Many have argued that Tebow should and could be the starter over Mark Sanchez. There is never-ending talks about a competition between the two.
Among all this discussion, everyone is forgetting the potential that this pairing could bring.
Going into the offseason, the Jets needed to bring in weapons. Their biggest concerns were at wide receiver, running back and on the offensive line. Aside from drafting Stephen Hill, they did not appear to bring in anything for Sanchez.
That is not true, they brought in Tebow.
All this discussion over a competition almost makes it feel as if Sanchez and Tebow are not on the same team. The two could actually work together and be a dangerous force.
Tebow brings a unique element to the Jets and could be a valuable weapon for Sanchez if the Jets manage to use him correctly.
Tebow can run, throw and catch the football. This opens up many possibilities for the Jets offense.

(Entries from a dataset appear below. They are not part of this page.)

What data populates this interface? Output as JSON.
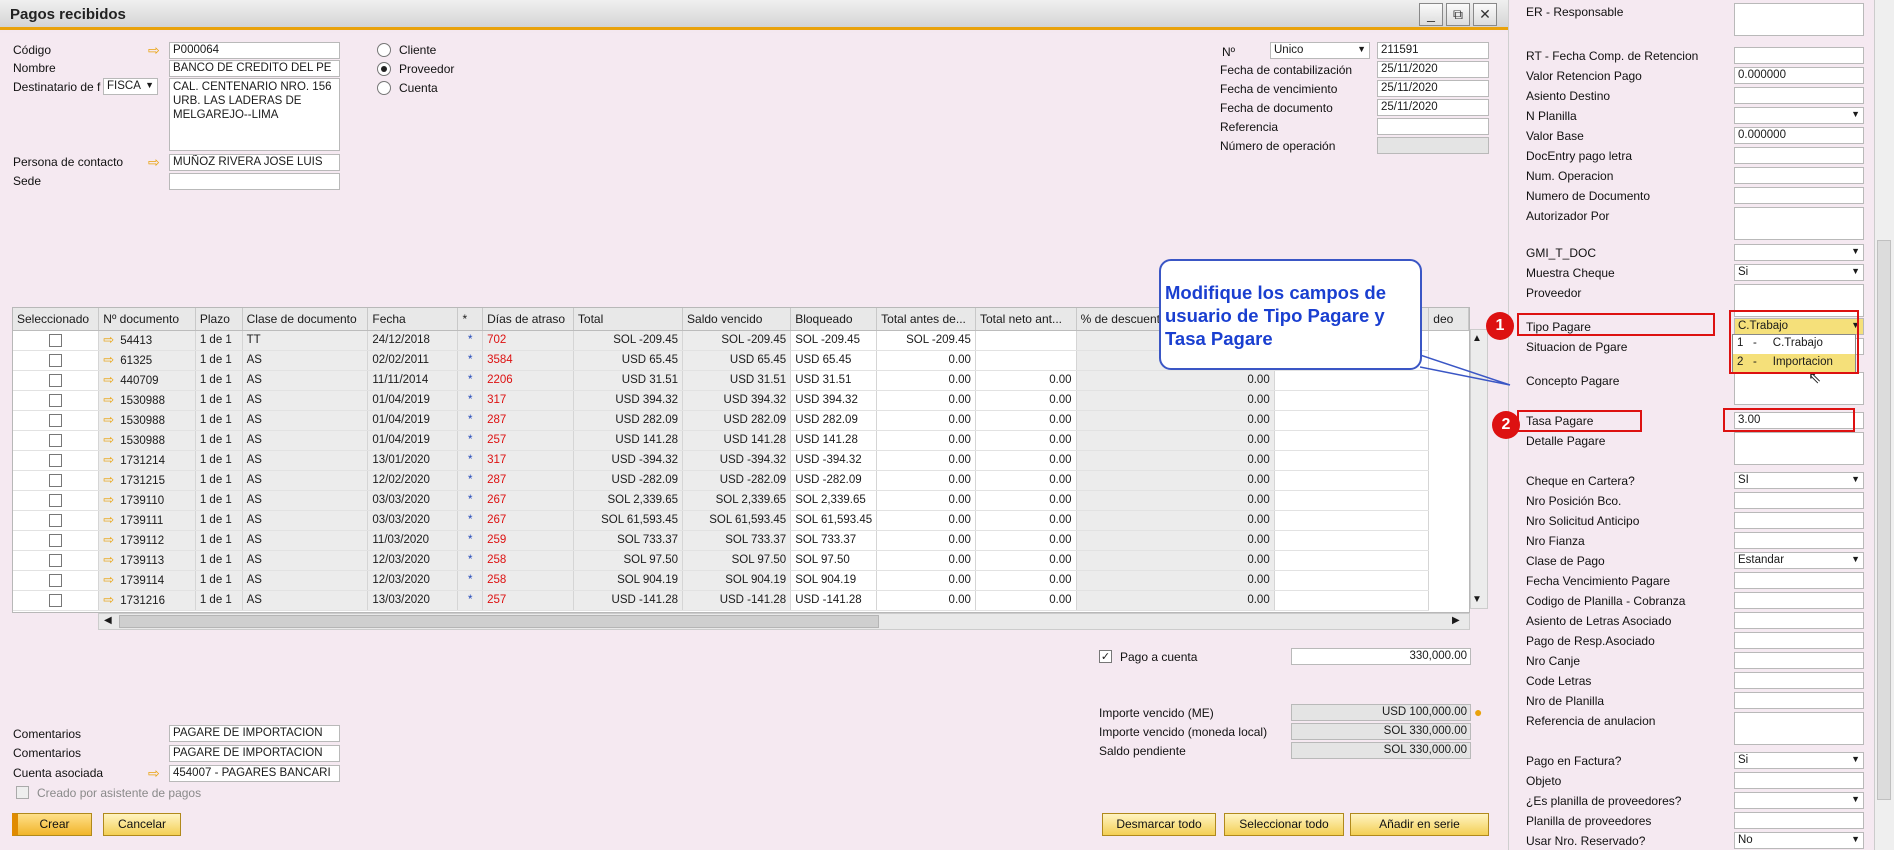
{
  "window": {
    "title": "Pagos recibidos",
    "minimize": "_",
    "restore": "⧉",
    "close": "✕"
  },
  "header_left": {
    "codigo_label": "Código",
    "codigo_value": "P000064",
    "nombre_label": "Nombre",
    "nombre_value": "BANCO DE CREDITO DEL PE",
    "destinatario_label": "Destinatario de f",
    "destinatario_select": "FISCA",
    "address_lines": [
      "CAL. CENTENARIO NRO. 156",
      "URB. LAS LADERAS DE",
      "MELGAREJO--LIMA"
    ],
    "contacto_label": "Persona de contacto",
    "contacto_value": "MUÑOZ RIVERA JOSE LUIS",
    "sede_label": "Sede",
    "sede_value": ""
  },
  "radios": {
    "cliente": "Cliente",
    "proveedor": "Proveedor",
    "cuenta": "Cuenta"
  },
  "header_right": {
    "no_label": "Nº",
    "serie_select": "Unico",
    "no_value": "211591",
    "fecha_contab_label": "Fecha de contabilización",
    "fecha_contab_value": "25/11/2020",
    "fecha_venc_label": "Fecha de vencimiento",
    "fecha_venc_value": "25/11/2020",
    "fecha_doc_label": "Fecha de documento",
    "fecha_doc_value": "25/11/2020",
    "referencia_label": "Referencia",
    "referencia_value": "",
    "num_oper_label": "Número de operación",
    "num_oper_value": ""
  },
  "grid": {
    "headers": [
      "Seleccionado",
      "Nº documento",
      "Plazo",
      "Clase de documento",
      "Fecha",
      "*",
      "Días de atraso",
      "Total",
      "Saldo vencido",
      "Bloqueado",
      "Total antes de...",
      "Total neto ant...",
      "% de descuento",
      "",
      "deo"
    ],
    "rows": [
      [
        "54413",
        "1 de 1",
        "TT",
        "24/12/2018",
        "*",
        "702",
        "SOL -209.45",
        "SOL -209.45",
        "SOL -209.45",
        "SOL -209.45",
        "",
        ""
      ],
      [
        "61325",
        "1 de 1",
        "AS",
        "02/02/2011",
        "*",
        "3584",
        "USD 65.45",
        "USD 65.45",
        "USD 65.45",
        "0.00",
        "",
        "0.00"
      ],
      [
        "440709",
        "1 de 1",
        "AS",
        "11/11/2014",
        "*",
        "2206",
        "USD 31.51",
        "USD 31.51",
        "USD 31.51",
        "0.00",
        "0.00",
        "0.00"
      ],
      [
        "1530988",
        "1 de 1",
        "AS",
        "01/04/2019",
        "*",
        "317",
        "USD 394.32",
        "USD 394.32",
        "USD 394.32",
        "0.00",
        "0.00",
        "0.00"
      ],
      [
        "1530988",
        "1 de 1",
        "AS",
        "01/04/2019",
        "*",
        "287",
        "USD 282.09",
        "USD 282.09",
        "USD 282.09",
        "0.00",
        "0.00",
        "0.00"
      ],
      [
        "1530988",
        "1 de 1",
        "AS",
        "01/04/2019",
        "*",
        "257",
        "USD 141.28",
        "USD 141.28",
        "USD 141.28",
        "0.00",
        "0.00",
        "0.00"
      ],
      [
        "1731214",
        "1 de 1",
        "AS",
        "13/01/2020",
        "*",
        "317",
        "USD -394.32",
        "USD -394.32",
        "USD -394.32",
        "0.00",
        "0.00",
        "0.00"
      ],
      [
        "1731215",
        "1 de 1",
        "AS",
        "12/02/2020",
        "*",
        "287",
        "USD -282.09",
        "USD -282.09",
        "USD -282.09",
        "0.00",
        "0.00",
        "0.00"
      ],
      [
        "1739110",
        "1 de 1",
        "AS",
        "03/03/2020",
        "*",
        "267",
        "SOL 2,339.65",
        "SOL 2,339.65",
        "SOL 2,339.65",
        "0.00",
        "0.00",
        "0.00"
      ],
      [
        "1739111",
        "1 de 1",
        "AS",
        "03/03/2020",
        "*",
        "267",
        "SOL 61,593.45",
        "SOL 61,593.45",
        "SOL 61,593.45",
        "0.00",
        "0.00",
        "0.00"
      ],
      [
        "1739112",
        "1 de 1",
        "AS",
        "11/03/2020",
        "*",
        "259",
        "SOL 733.37",
        "SOL 733.37",
        "SOL 733.37",
        "0.00",
        "0.00",
        "0.00"
      ],
      [
        "1739113",
        "1 de 1",
        "AS",
        "12/03/2020",
        "*",
        "258",
        "SOL 97.50",
        "SOL 97.50",
        "SOL 97.50",
        "0.00",
        "0.00",
        "0.00"
      ],
      [
        "1739114",
        "1 de 1",
        "AS",
        "12/03/2020",
        "*",
        "258",
        "SOL 904.19",
        "SOL 904.19",
        "SOL 904.19",
        "0.00",
        "0.00",
        "0.00"
      ],
      [
        "1731216",
        "1 de 1",
        "AS",
        "13/03/2020",
        "*",
        "257",
        "USD -141.28",
        "USD -141.28",
        "USD -141.28",
        "0.00",
        "0.00",
        "0.00"
      ]
    ]
  },
  "pago_a_cuenta": {
    "label": "Pago a cuenta",
    "value": "330,000.00"
  },
  "totals": {
    "importe_me_label": "Importe vencido (ME)",
    "importe_me_value": "USD 100,000.00",
    "importe_ml_label": "Importe vencido (moneda local)",
    "importe_ml_value": "SOL 330,000.00",
    "saldo_label": "Saldo pendiente",
    "saldo_value": "SOL 330,000.00"
  },
  "footer_left": {
    "comentarios_label": "Comentarios",
    "comentarios1_value": "PAGARE DE IMPORTACION",
    "comentarios2_value": "PAGARE DE IMPORTACION",
    "cuenta_label": "Cuenta asociada",
    "cuenta_value": "454007 - PAGARES BANCARI",
    "asistente_label": "Creado por asistente de pagos"
  },
  "buttons": {
    "crear": "Crear",
    "cancelar": "Cancelar",
    "desmarcar": "Desmarcar todo",
    "seleccionar": "Seleccionar todo",
    "anadir": "Añadir en serie"
  },
  "callout": {
    "text": "Modifique los campos de usuario de Tipo Pagare y Tasa Pagare",
    "badge1": "1",
    "badge2": "2"
  },
  "right_panel": {
    "fields": [
      {
        "label": "ER - Responsable",
        "value": "",
        "type": "tall"
      },
      {
        "label": "RT - Fecha Comp. de Retencion",
        "value": "",
        "type": "text"
      },
      {
        "label": "Valor Retencion Pago",
        "value": "0.000000",
        "type": "text"
      },
      {
        "label": "Asiento Destino",
        "value": "",
        "type": "text"
      },
      {
        "label": "N Planilla",
        "value": "",
        "type": "select"
      },
      {
        "label": "Valor Base",
        "value": "0.000000",
        "type": "text"
      },
      {
        "label": "DocEntry pago letra",
        "value": "",
        "type": "text"
      },
      {
        "label": "Num. Operacion",
        "value": "",
        "type": "text"
      },
      {
        "label": "Numero de Documento",
        "value": "",
        "type": "text"
      },
      {
        "label": "Autorizador Por",
        "value": "",
        "type": "tall"
      },
      {
        "label": "GMI_T_DOC",
        "value": "",
        "type": "select"
      },
      {
        "label": "Muestra Cheque",
        "value": "Si",
        "type": "select"
      },
      {
        "label": "Proveedor",
        "value": "",
        "type": "tall"
      },
      {
        "label": "Tipo Pagare",
        "value": "C.Trabajo",
        "type": "select"
      },
      {
        "label": "Situacion de Pgare",
        "value": "",
        "type": "text"
      },
      {
        "label": "Concepto Pagare",
        "value": "",
        "type": "tall"
      },
      {
        "label": "Tasa Pagare",
        "value": "3.00",
        "type": "text"
      },
      {
        "label": "Detalle Pagare",
        "value": "",
        "type": "tall"
      },
      {
        "label": "Cheque en Cartera?",
        "value": "SI",
        "type": "select"
      },
      {
        "label": "Nro Posición Bco.",
        "value": "",
        "type": "text"
      },
      {
        "label": "Nro Solicitud Anticipo",
        "value": "",
        "type": "text"
      },
      {
        "label": "Nro Fianza",
        "value": "",
        "type": "text"
      },
      {
        "label": "Clase de Pago",
        "value": "Estandar",
        "type": "select"
      },
      {
        "label": "Fecha Vencimiento Pagare",
        "value": "",
        "type": "text"
      },
      {
        "label": "Codigo de Planilla - Cobranza",
        "value": "",
        "type": "text"
      },
      {
        "label": "Asiento de Letras Asociado",
        "value": "",
        "type": "text"
      },
      {
        "label": "Pago de Resp.Asociado",
        "value": "",
        "type": "text"
      },
      {
        "label": "Nro Canje",
        "value": "",
        "type": "text"
      },
      {
        "label": "Code Letras",
        "value": "",
        "type": "text"
      },
      {
        "label": "Nro de Planilla",
        "value": "",
        "type": "text"
      },
      {
        "label": "Referencia de anulacion",
        "value": "",
        "type": "tall"
      },
      {
        "label": "Pago en Factura?",
        "value": "Si",
        "type": "select"
      },
      {
        "label": "Objeto",
        "value": "",
        "type": "text"
      },
      {
        "label": "¿Es planilla de proveedores?",
        "value": "",
        "type": "select"
      },
      {
        "label": "Planilla de proveedores",
        "value": "",
        "type": "text"
      },
      {
        "label": "Usar Nro. Reservado?",
        "value": "No",
        "type": "select"
      }
    ],
    "dropdown_options": [
      "1   -     C.Trabajo",
      "2   -     Importacion"
    ]
  }
}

The Jets replaced Brian Schottenheimer with Tony Sparano as their offensive coordinator. Sparano is known for utilizing wildcat packages when he was head coach of the Miami Dolphins. This is obviously a good fit for Tebow.
Teams are going to have to take time to prepare for the wildcat, which in turn, takes away preparation time for Sanchez and the rest of the offense.
This will help give Sanchez an edge, as teams will always have to be concerned about Tebow running the ball.
Try and picture this situation: Sanchez pitches the ball back to Tebow, who runs to the left for five yards. The next play, Sanchez fakes a pitch to Tebow and hits Holmes over the middle for 10 yards. The next play, Sanchez pitches the ball to Tebow, who rolls out and throws a pass to Keller.
The amount of possibilities that Sanchez and Tebow could have together might help their offense become more unpredictable and successful.
People are so concerned over Tebow as the quarterback that they are forgetting the real reason he was brought in. He was brought in to open up opportunities for Sanchez and the offense.
Jets fans should be excited about the offensive possibilities instead of worrying about a quarterback competition; one doesn't even exist.